» EXERCISE DESCRIPTION
In the data that follows, count each line with the string "icon"; the reply is the number only.

Start of TASK DATA

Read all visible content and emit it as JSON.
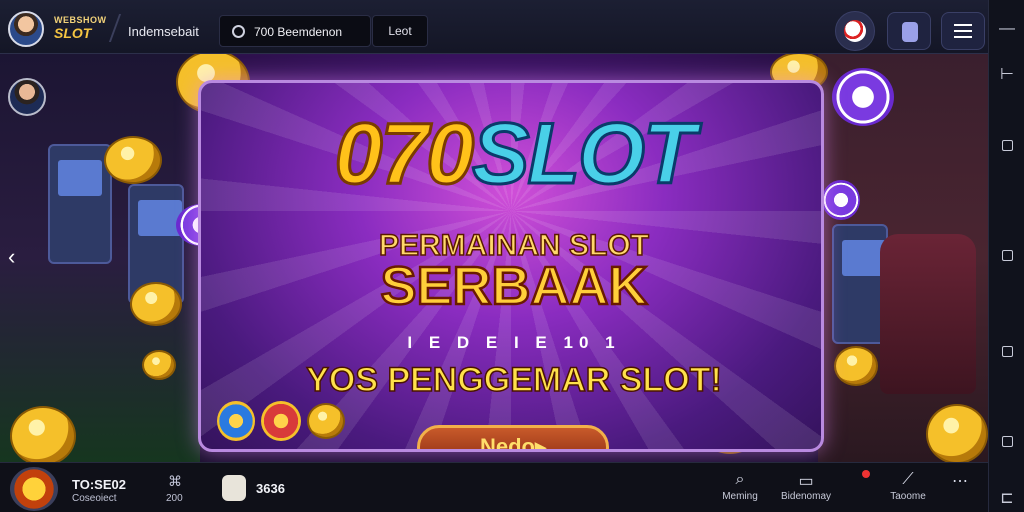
{
  "header": {
    "brand_small": "WEBSHOW",
    "brand_big": "SLOT",
    "nav_text": "Indemsebait",
    "search_text": "700 Beemdenon",
    "login_label": "Leot"
  },
  "banner": {
    "logo_part1": "070",
    "logo_part2": "SLOT",
    "subtitle_line1": "PERMAINAN SLOT",
    "subtitle_line2": "SERBAAK",
    "small_line": "I E D E I E 10 1",
    "tagline": "YOS PENGGEMAR SLOT!",
    "cta_label": "Nedo▸"
  },
  "bottom": {
    "score": "TO:SE02",
    "score_sub": "Coseoiect",
    "item1_label": "200",
    "item2_label": "3636",
    "nav": [
      {
        "label": "Meming",
        "icon": "search-icon"
      },
      {
        "label": "Bidenomay",
        "icon": "document-icon"
      },
      {
        "label": "",
        "icon": "notification-icon"
      },
      {
        "label": "Taoome",
        "icon": "pencil-icon"
      },
      {
        "label": "",
        "icon": "more-icon"
      }
    ]
  },
  "colors": {
    "gold": "#ffc21a",
    "cyan": "#49d0e8",
    "purple": "#8a2cc0",
    "bar": "#141626"
  }
}
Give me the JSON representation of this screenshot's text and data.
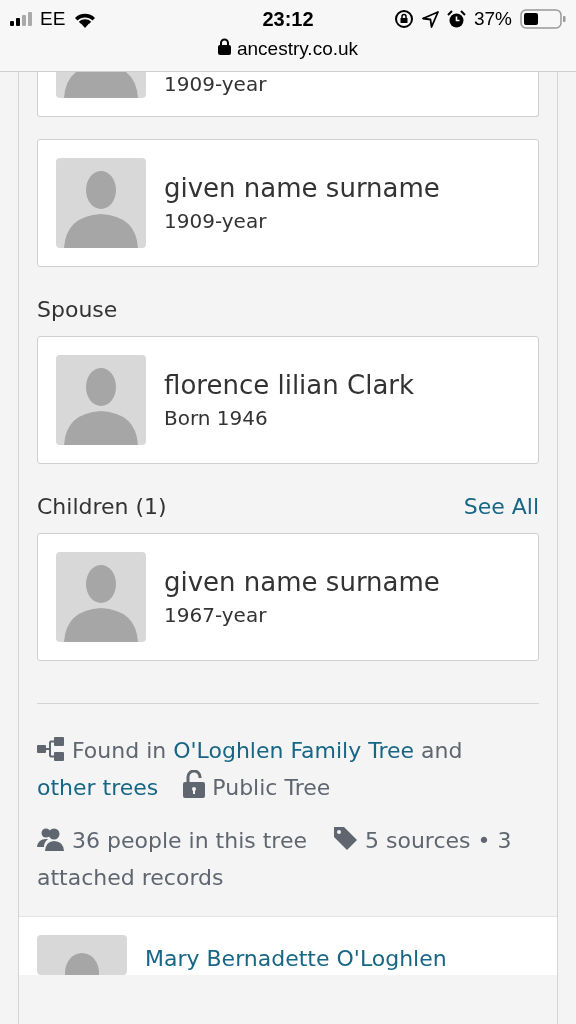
{
  "status_bar": {
    "carrier": "EE",
    "time": "23:12",
    "battery": "37%"
  },
  "url_bar": {
    "address": "ancestry.co.uk"
  },
  "sections": [
    {
      "people": [
        {
          "dates": "1909-year",
          "cut": true
        },
        {
          "name": "given name surname",
          "dates": "1909-year",
          "cut": false
        }
      ]
    },
    {
      "heading": "Spouse",
      "people": [
        {
          "name": "florence lilian Clark",
          "dates": "Born 1946",
          "cut": false
        }
      ]
    },
    {
      "heading": "Children (1)",
      "see_all": "See All",
      "people": [
        {
          "name": "given name surname",
          "dates": "1967-year",
          "cut": false
        }
      ]
    }
  ],
  "tree_info": {
    "found_in": "Found in",
    "tree_link": "O'Loghlen Family Tree",
    "and": "and",
    "other_link": "other trees",
    "visibility": "Public Tree",
    "people_count": "36 people in this tree",
    "sources": "5 sources • 3 attached records"
  },
  "next_result": {
    "name": "Mary Bernadette O'Loghlen"
  }
}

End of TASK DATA

» YOUR SOLUTION
5